We have all been there. Rain is pouring, and somebody's sprinklers are running. Water is streaming down the street, and you imagine dollar bills flowing down with the water. Let's all agree not to waste water or money this summer.
Adequate water is essential for healthy turf. May is the month most of us will turn on our irrigation systems. Rainfall and temperatures in our region can be very variable, so it is important to not turn your sprinklers on autopilot in May and not pay any attention until they are turned off in October. Water is a precious resource, and we should use it as wisely as possible. Here are a few hints to help you get your irrigation optimized:
- Water only when your grass shows signs of dryness. Look for grayness and footprints left on the turf for more than one hour. Applying water only when the lawn is dry will lead to more efficient water use, less runoff and deeper root systems.

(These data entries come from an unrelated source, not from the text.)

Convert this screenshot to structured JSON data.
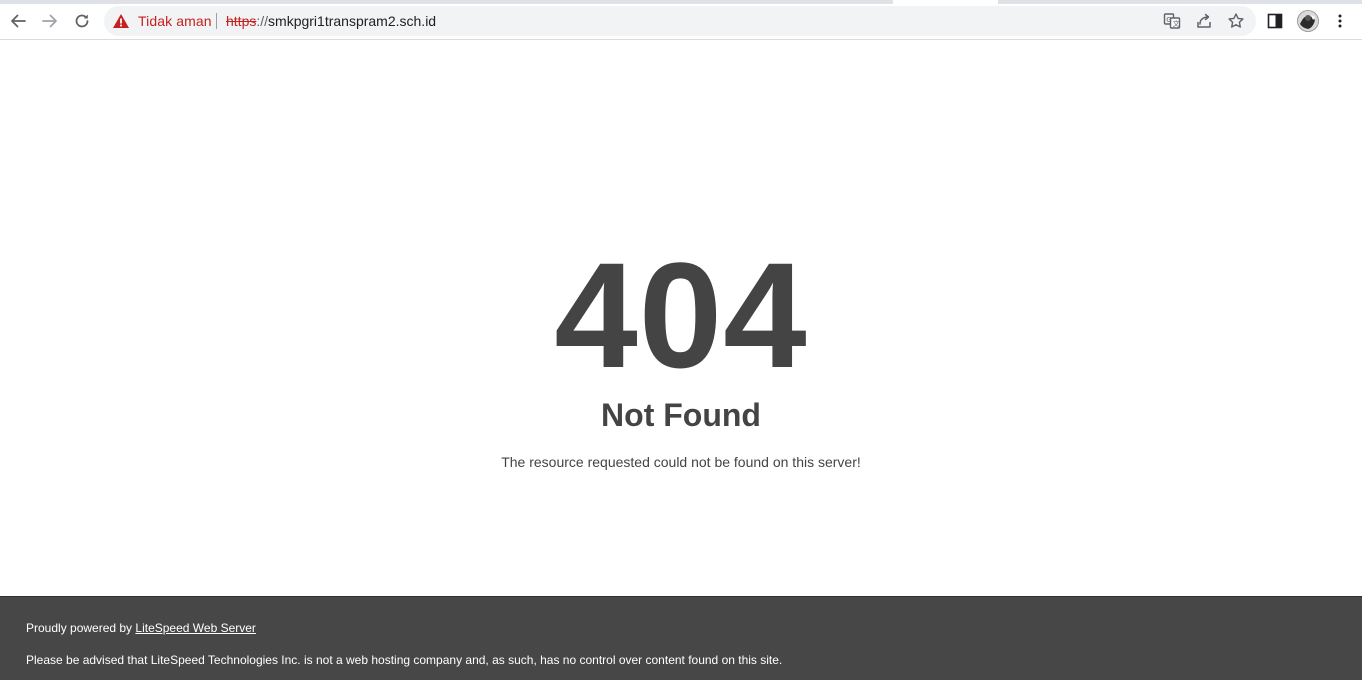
{
  "browser": {
    "security_label": "Tidak aman",
    "url_scheme": "https",
    "url_separator": "://",
    "url_host": "smkpgri1transpram2.sch.id",
    "icons": {
      "back": "arrow-left-icon",
      "forward": "arrow-right-icon",
      "reload": "reload-icon",
      "security_warning": "warning-triangle-icon",
      "translate": "translate-icon",
      "share": "share-icon",
      "bookmark": "star-icon",
      "side_panel": "side-panel-icon",
      "profile": "avatar",
      "menu": "kebab-menu-icon"
    },
    "colors": {
      "insecure": "#c5221f",
      "omnibox_bg": "#f1f3f4"
    }
  },
  "page": {
    "error_code": "404",
    "error_title": "Not Found",
    "error_description": "The resource requested could not be found on this server!",
    "text_color": "#444444"
  },
  "footer": {
    "powered_prefix": "Proudly powered by ",
    "powered_link": "LiteSpeed Web Server",
    "disclaimer": "Please be advised that LiteSpeed Technologies Inc. is not a web hosting company and, as such, has no control over content found on this site.",
    "background": "#474747"
  }
}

- If you must water on a fixed schedule, update the cycle times at least once a month to accommodate changes in precipitation and temperature.
- Consider "smart technology" evapotranspiration (ET) controllers that perform daily adjustments of water applications according to weather information delivered via radio page, phone or internet. ET controllers adjust the amount and frequency of water applied. Other smart technology such as rain sensors, which prevent irrigation systems from operating during or right after rainfall, can save water. These systems are ideal options for those who travel frequently and want to prevent their sprinklers from turning on in the middle of a downpour.

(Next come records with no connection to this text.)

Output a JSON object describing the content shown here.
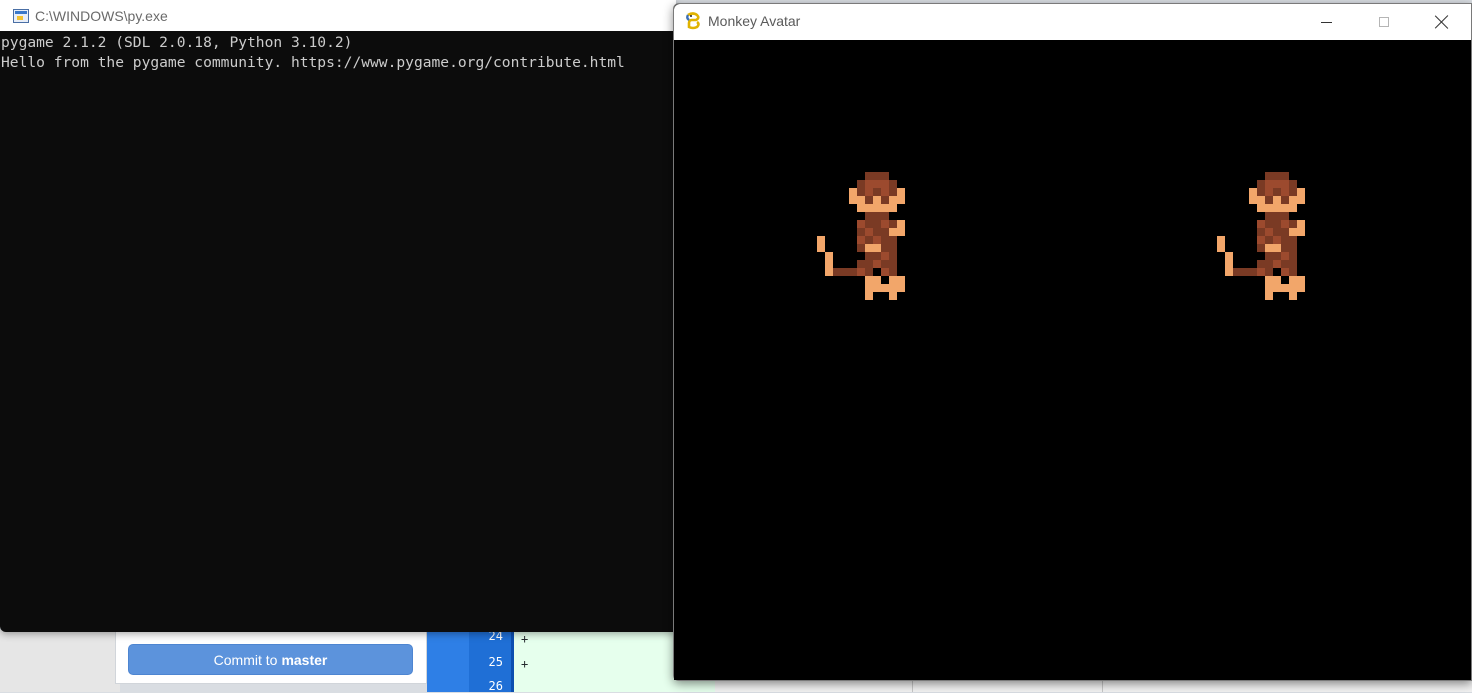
{
  "console": {
    "title": "C:\\WINDOWS\\py.exe",
    "lines": [
      "pygame 2.1.2 (SDL 2.0.18, Python 3.10.2)",
      "Hello from the pygame community. https://www.pygame.org/contribute.html"
    ]
  },
  "pygame_window": {
    "title": "Monkey Avatar",
    "icon": "pygame-snake-icon",
    "controls": [
      "minimize",
      "maximize",
      "close"
    ],
    "sprites": [
      "monkey-sprite-left",
      "monkey-sprite-right"
    ],
    "sprite_colors": {
      "dark": "#7a3a24",
      "mid": "#9c4a2e",
      "light": "#f2a66a"
    }
  },
  "github_desktop": {
    "commit_prefix": "Commit to",
    "commit_branch": "master",
    "diff_lines": [
      {
        "number": "24",
        "sign": "+"
      },
      {
        "number": "25",
        "sign": "+"
      },
      {
        "number": "26",
        "sign": ""
      }
    ],
    "colors": {
      "commit_button": "#5c93dc",
      "gutter": "#1f6fd6",
      "added_bg": "#e6ffed"
    }
  }
}
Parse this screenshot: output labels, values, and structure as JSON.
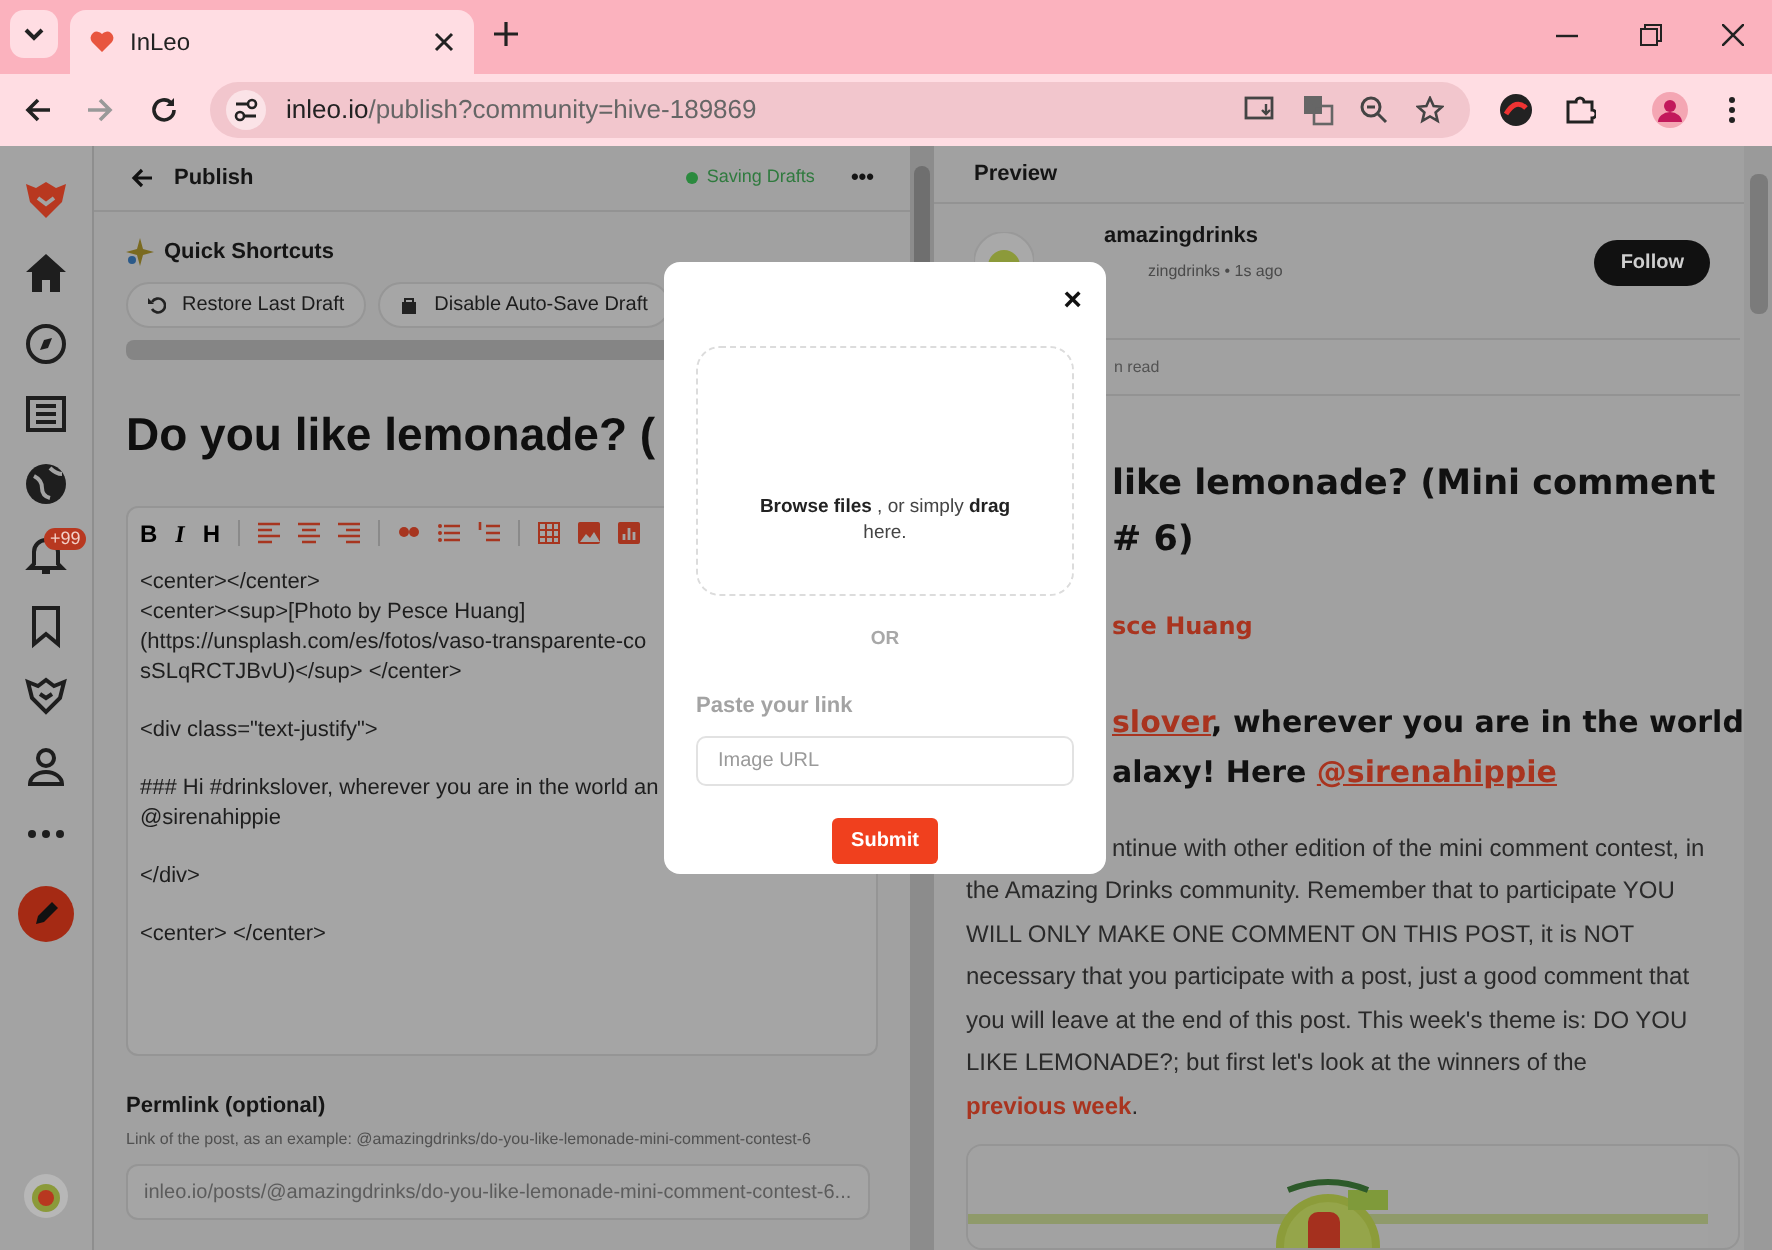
{
  "browser": {
    "tab_title": "InLeo",
    "url_host": "inleo.io",
    "url_path": "/publish?community=hive-189869"
  },
  "sidebar": {
    "notification_badge": "+99"
  },
  "editor": {
    "header_title": "Publish",
    "save_status": "Saving Drafts",
    "menu": "•••",
    "shortcuts_title": "Quick Shortcuts",
    "shortcuts": [
      "Restore Last Draft",
      "Disable Auto-Save Draft"
    ],
    "title": "Do you like lemonade? (",
    "format_letters": [
      "B",
      "I",
      "H"
    ],
    "body_blocks": [
      [
        "<center></center>",
        "<center><sup>[Photo by Pesce Huang]",
        "(https://unsplash.com/es/fotos/vaso-transparente-co",
        "sSLqRCTJBvU)</sup> </center>"
      ],
      [
        "<div class=\"text-justify\">"
      ],
      [
        "### Hi #drinkslover, wherever you are in the world an",
        "@sirenahippie"
      ],
      [
        "</div>"
      ],
      [
        "<center> </center>"
      ]
    ],
    "permlink_label": "Permlink (optional)",
    "permlink_hint": "Link of the post, as an example: @amazingdrinks/do-you-like-lemonade-mini-comment-contest-6",
    "permlink_placeholder": "inleo.io/posts/@amazingdrinks/do-you-like-lemonade-mini-comment-contest-6..."
  },
  "preview": {
    "header": "Preview",
    "author": "amazingdrinks",
    "author_meta": "zingdrinks • 1s ago",
    "follow": "Follow",
    "read_time": "n read",
    "title_lines": [
      "like lemonade? (Mini comment",
      "# 6)"
    ],
    "photo_credit": "sce Huang",
    "heading_lines": [
      {
        "link": "slover",
        "after": ", wherever you are in the world"
      },
      {
        "before": "alaxy! Here ",
        "link": "@sirenahippie"
      }
    ],
    "paragraph": {
      "before": "ntinue with other edition of the mini comment contest, in the Amazing Drinks community. Remember that to participate YOU WILL ONLY MAKE ONE COMMENT ON THIS POST, it is NOT necessary that you participate with a post, just a good comment that you will leave at the end of this post. This week's theme is: DO YOU LIKE LEMONADE?; but first let's look at the winners of the ",
      "link": "previous week",
      "after": "."
    }
  },
  "modal": {
    "drop_text": "**Browse files** , or simply **drag** here.",
    "separator": "OR",
    "link_label": "Paste your link",
    "link_placeholder": "Image URL",
    "submit": "Submit",
    "close": "×"
  }
}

- Do an irrigation audit. Place several equal-sized containers around a sprinkler zone. Colorado State University Extension has some inexpensive cups designed for this purpose, or you can use empty tuna or cat food cans. Turn on the sprinklers in the zone, run for 10 minutes, then compare the amounts of water in each can. Ideally, each part of the zone will receive the same amount of water. Repeat with the remaining zones. If the results do not indicate even water patterns within a zone, you may need to correct sprinkler head problems.
- Apply water slowly to minimize runoff. This may require updating sprinkler heads. If the soil conditions prevent fast water absorption, consider setting up a cycle where water is applied for a short time to each zone, then repeated immediately. With this sequential water application, the ground is pre-moistened and the subsequent cycle(s) will be more readily absorbed.
- Early morning or late evening is the best time to water, minimizing evaporation loss in the heat of midday.
When you have questions, email ask.extension.org or call 719-520-7684 from 9 a.m. to noon Monday through Thursday. For garden tips, visit facebook.com/ColoradoMasterGardeners.EPC